If the Trump administration deemed it appropriate, Putin said Russia could hand over a transcript of Trump's meeting with Lavrov to US lawmakers to reassure them that no secrets were revealed.
A Kremlin aide, Yuri Ushakov, later told reporters that Moscow had a written record of the conversation, not an audio recording.
US Republican Senator Marco Rubio was unimpressed with Putin's offer and alluded to alleged Russian hacking of Democratic groups during the US presidential election.
"I wouldn't put much credibility into whatever Putin's notes are," Rubio said on Fox News. "And if it comes in an email, I wouldn't click on the attachment."
Representative Adam Schiff, the top Democrat on the House Intelligence Committee, which is among those probing alleged Russian interference in the 2016 US election, called Putin's offer "quite amusing."
"The last person Trump needs to vouch for him right now is Vladimir Putin," Schiff said in an interview with CBS News. "If they want to send something, you know, hats off. Send it our way... It's credibility would be less than zero."
Russia has repeatedly denied interfering in the US election.
Trump is also under pressure over accusations he asked then-FBI Director James Comey to end the agency's investigation into the Russia ties of former White House national security adviser Michael Flynn.
The allegation stems from a memo written by Comey and seen by a source familiar with the contents of the memo.
In Washington, Republican and Democratic lawmakers said they wanted to see the Comey memo.
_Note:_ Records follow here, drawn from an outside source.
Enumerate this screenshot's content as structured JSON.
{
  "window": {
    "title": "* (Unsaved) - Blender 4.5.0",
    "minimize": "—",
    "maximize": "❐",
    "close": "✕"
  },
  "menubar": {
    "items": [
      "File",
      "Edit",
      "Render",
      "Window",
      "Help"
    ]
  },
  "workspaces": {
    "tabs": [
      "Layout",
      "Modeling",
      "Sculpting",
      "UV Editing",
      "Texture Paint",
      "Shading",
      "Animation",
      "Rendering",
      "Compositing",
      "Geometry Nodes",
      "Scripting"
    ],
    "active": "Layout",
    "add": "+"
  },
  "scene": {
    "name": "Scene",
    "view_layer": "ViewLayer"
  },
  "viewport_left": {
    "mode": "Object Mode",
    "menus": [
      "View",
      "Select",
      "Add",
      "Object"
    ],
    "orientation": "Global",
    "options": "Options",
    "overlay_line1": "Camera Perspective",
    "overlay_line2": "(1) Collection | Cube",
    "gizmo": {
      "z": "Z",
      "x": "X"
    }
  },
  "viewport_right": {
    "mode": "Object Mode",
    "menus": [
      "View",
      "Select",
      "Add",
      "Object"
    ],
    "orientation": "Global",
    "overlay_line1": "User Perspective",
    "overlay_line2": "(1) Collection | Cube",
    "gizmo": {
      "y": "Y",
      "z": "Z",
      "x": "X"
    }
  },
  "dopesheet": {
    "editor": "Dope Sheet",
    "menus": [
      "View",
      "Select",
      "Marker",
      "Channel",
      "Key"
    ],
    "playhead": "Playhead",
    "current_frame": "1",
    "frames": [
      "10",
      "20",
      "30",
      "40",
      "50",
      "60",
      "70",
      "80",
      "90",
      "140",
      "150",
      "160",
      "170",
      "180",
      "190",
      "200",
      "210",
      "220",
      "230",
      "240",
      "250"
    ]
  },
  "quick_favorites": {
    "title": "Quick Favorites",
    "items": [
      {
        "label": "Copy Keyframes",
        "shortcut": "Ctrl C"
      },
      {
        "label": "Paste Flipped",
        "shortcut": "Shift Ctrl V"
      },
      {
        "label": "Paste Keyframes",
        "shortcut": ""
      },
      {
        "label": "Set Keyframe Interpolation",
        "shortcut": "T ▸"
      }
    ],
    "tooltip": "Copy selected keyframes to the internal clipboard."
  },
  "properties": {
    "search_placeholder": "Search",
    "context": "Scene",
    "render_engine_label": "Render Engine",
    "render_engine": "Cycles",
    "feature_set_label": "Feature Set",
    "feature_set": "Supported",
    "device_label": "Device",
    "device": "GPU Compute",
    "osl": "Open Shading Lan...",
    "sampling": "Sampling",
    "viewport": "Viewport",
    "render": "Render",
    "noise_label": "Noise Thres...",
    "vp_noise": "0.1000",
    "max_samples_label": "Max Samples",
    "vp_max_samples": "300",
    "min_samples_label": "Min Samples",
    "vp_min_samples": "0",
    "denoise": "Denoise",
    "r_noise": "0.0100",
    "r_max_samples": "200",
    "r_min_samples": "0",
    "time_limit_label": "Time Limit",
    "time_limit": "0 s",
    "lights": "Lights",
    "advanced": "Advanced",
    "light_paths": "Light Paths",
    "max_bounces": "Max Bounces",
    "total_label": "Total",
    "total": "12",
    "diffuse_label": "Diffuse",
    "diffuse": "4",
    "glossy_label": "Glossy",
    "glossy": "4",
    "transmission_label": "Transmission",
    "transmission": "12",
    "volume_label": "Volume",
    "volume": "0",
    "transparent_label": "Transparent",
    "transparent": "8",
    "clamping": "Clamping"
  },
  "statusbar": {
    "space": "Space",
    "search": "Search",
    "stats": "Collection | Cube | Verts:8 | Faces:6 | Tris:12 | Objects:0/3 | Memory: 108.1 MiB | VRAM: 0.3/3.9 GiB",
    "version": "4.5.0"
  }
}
US Representative Adam Kinzinger joined a small but growing number of Republican lawmakers who have said they would back some sort of independent investigation into Russia's role in the 2016 election.
"If in fact what was in the memo is true, it's very concerning and we need to get to the bottom of that," Kinzinger said on CNN.
'Either stupid or corrupt'
Complaining about what he said was "political schizophrenia" in the United States, Putin said Trump was not being allowed to do his job properly.
"It's hard to imagine what else these people who generate such nonsense and rubbish can dream up next," said Putin, referring to unnamed US politicians.
"What surprises me is that they are shaking up the domestic political situation using anti-Russian slogans. Either they don't understand the damage they're doing to their own country, in which case they are simply stupid, or they understand everything, in which case they are dangerous and corrupt."
Russia has repeatedly said that Trump's opponents are trying to damage him and Moscow by making what it says are false accusations about the billionaire president and the Russian government which initially had high hopes of a rapprochement.
Officials have told Reuters Trump's alleged disclosure of classified information to Russia's foreign minister is unlikely to stop allies who share intelligence with Washington from cooperating.
That view was reinforced on Wednesday when British Prime Minister Theresa May said her government had confidence in its relationship with the United States and would continue to share intelligence with Britain's most important defence and security ally.
(Additional reporting by Jack Stubbs and Maria Tsvetkova in MOSCOW and Doina Chiacu and Susan Heavey in WASHINGTON; Writing by Andrew Osborn; Editing by Christian Lowe and Ralph Boulton)
(Except for the headline, this story has not been edited by NDTV staff and is published from a syndicated feed.)